After enjoying the situation at Jökulsarlón, we continued east on the ring road. The grand landscape of ocean on the right and descending glaciers on the left continued, although the closeness and prevalence of the glaciers started to recede and the prominence of the ocean started to grow. We were gradually transitioning into the region of the Eastfjords - a land of coastal mountains (non-glaciated) indented with deep fjords.
Before the Eastfjords proper, though, was the small fishing port of Höfn. It is the only community for some distance around, and it was here that we stopped for our second visit to a grocery store, for we were running low on supplies. Given that we only really had three solid days of trip left, this was intended to be our last such food stop.

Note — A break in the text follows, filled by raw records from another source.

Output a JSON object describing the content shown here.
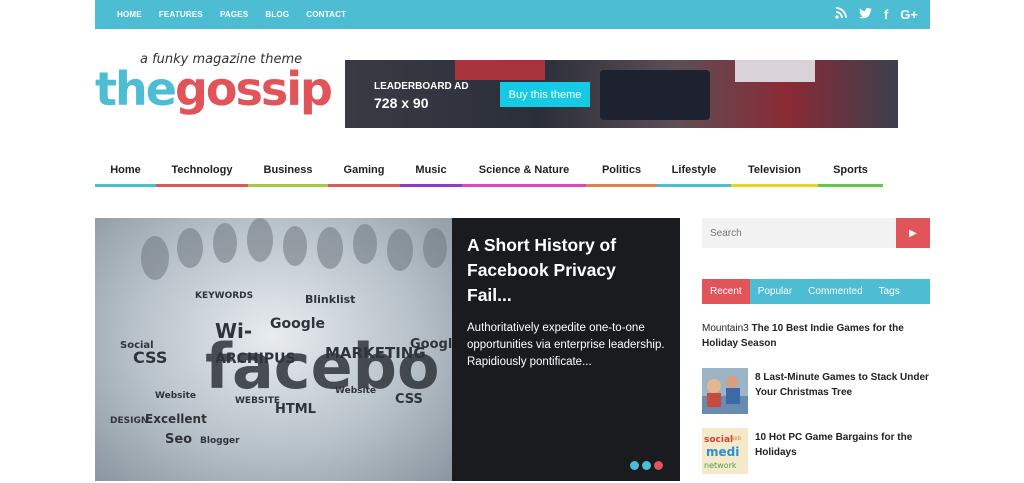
{
  "topnav": {
    "items": [
      "HOME",
      "FEATURES",
      "PAGES",
      "BLOG",
      "CONTACT"
    ],
    "social_icons": [
      "rss-icon",
      "twitter-icon",
      "facebook-icon",
      "google-plus-icon"
    ],
    "social_glyphs": [
      "⦿",
      "🐦",
      "f",
      "G+"
    ]
  },
  "logo": {
    "tagline": "a funky magazine theme",
    "the": "the",
    "gossip": "gossip"
  },
  "leaderboard": {
    "label": "LEADERBOARD AD",
    "size": "728 x 90",
    "button": "Buy this theme"
  },
  "mainnav": {
    "items": [
      {
        "label": "Home",
        "color": "#4dbdd4"
      },
      {
        "label": "Technology",
        "color": "#e0545a"
      },
      {
        "label": "Business",
        "color": "#a3c94a"
      },
      {
        "label": "Gaming",
        "color": "#e0545a"
      },
      {
        "label": "Music",
        "color": "#8e3bc7"
      },
      {
        "label": "Science & Nature",
        "color": "#e046b8"
      },
      {
        "label": "Politics",
        "color": "#e0834a"
      },
      {
        "label": "Lifestyle",
        "color": "#4dbdd4"
      },
      {
        "label": "Television",
        "color": "#e8d61a"
      },
      {
        "label": "Sports",
        "color": "#5fc94a"
      }
    ]
  },
  "slider": {
    "title": "A Short History of Facebook Privacy Fail...",
    "excerpt": "Authoritatively expedite one-to-one opportunities via enterprise leadership. Rapidiously pontificate..."
  },
  "search": {
    "placeholder": "Search"
  },
  "tabs": [
    "Recent",
    "Popular",
    "Commented",
    "Tags"
  ],
  "posts": [
    {
      "label": "Mountain3",
      "title": "The 10 Best Indie Games for the Holiday Season"
    },
    {
      "title": "8 Last-Minute Games to Stack Under Your Christmas Tree"
    },
    {
      "title": "10 Hot PC Game Bargains for the Holidays"
    }
  ],
  "colors": {
    "accent_blue": "#4dbdd4",
    "accent_red": "#e0545a"
  }
}
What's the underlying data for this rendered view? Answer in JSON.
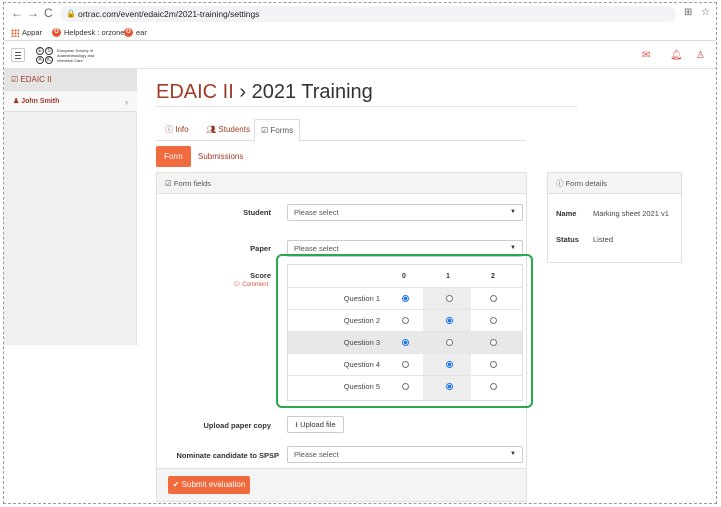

We also chose Höfn as our lunch stop (a very late lunch, given that it was past 4pm), driving out to a windy point on the coast outside of town. Under the columns of a modern monument to seamen, we had our picnic. To the west we could see the land of the southern coast, with its icecaps and glaciers, and to the east we could see the beginnings of the steep, indented coastline of the Eastfjords. Höfn straddled the boundary between these two different regions.
Lunch at Seamen's monument
With late afternoon now upon us, and with our destination still several hundred kilometres away, we had to lower the number of scenic stops and increase the amount of time driving. We headed further east, beginning a drive along a very beautiful section of gracefully winding road underneath high coastal peaks.
After five days of travelling, our group - and the contents of the van - had achieved the typical sort of slightly-unstable equilibrium that one seems to get on any trip. We now all sat in the same spots; the big duffel bags in the back had their pseudo-assigned locations; certain bits of gear were stored under certain seats; and in the front, near the power outlets, was the biggest amount of barely-stable equilibrium: the tangle of components and wires that I'll generously term "the rat's nest".
Chris' seating spot in the van was the passenger-side front seat. And, while that meant he got the best views, it also meant that he had to deal with the rat's nest. The combination of loose connections, flakey converters, the sheer number of devices, and plain old bad design made this task a formidable one. By this point on the trip, though, Chris had managed to perfect a delicate balancing act, managing devices and power loads, inventory-ing battery levels, and jiggling wires just the right way. All of the rest of us appreciated receiving our charged-up batteries and devices just in time for the next picture stop.
I had chosen not to refill the Hiace's fuel tank at Höfn, hoping to nurse a bit more distance out of it before topping up. By the time we reached the tiny fishing port of Djúpivogur partway through the Eastfjords region, it was time for a fillup. The only place in town with gas was an automated fillup station, and to my annoyance, my Mastercard did not function in it - even though I was clearly entering the right authentication information. I had been using my card in Iceland for some days now, and I had informed the company in advance that I would be making purchases from Iceland for a week, so I was at a loss as to why it was not working. Fortunately, Jenn stepped up and offered her card, which worked. We weren't going anywhere without some diesel!
After more spectacular coastline driving, made even more scenic by the beautiful clear weather, we arrived at a short-cut highway that would allow us to bypass a long and circuitous section of the ring highway. In a less hurried mode we may have taken it (the ring road), for the drive so far along the coast had been excellent. But it was already nearing 7pm, and we had many miles left to drive. So, we turned onto regional highway 939 - an unpaved route - and headed up the valley at the head of the Berufjördur fjord.
The side highway was an interesting ride in itself. With many switchbacks, we rose steeply up to a wide, barren col, which then opened up into a new valley, feeling equally as barren. The sense of remote wilderness permeated all.
Hiace on Ring Road
The remote valley gradually became less remote as we descended it - we rejoined with the ring road (which was itself still gravelled here), then a bit of grassy vegetation returned, then we saw an occasional farm or two, and the road returned to being paved. We then entered the reasonably populated environs of Egilsstaðir, one of eastern Iceland's largest towns. We did a quick stop at an N1 gas station for a fuel fillup and bathroom break, and continued on our way along the ring road. We were heading north now, and even a little bit back east, as we slowly circled Iceland.
Southwest towards interior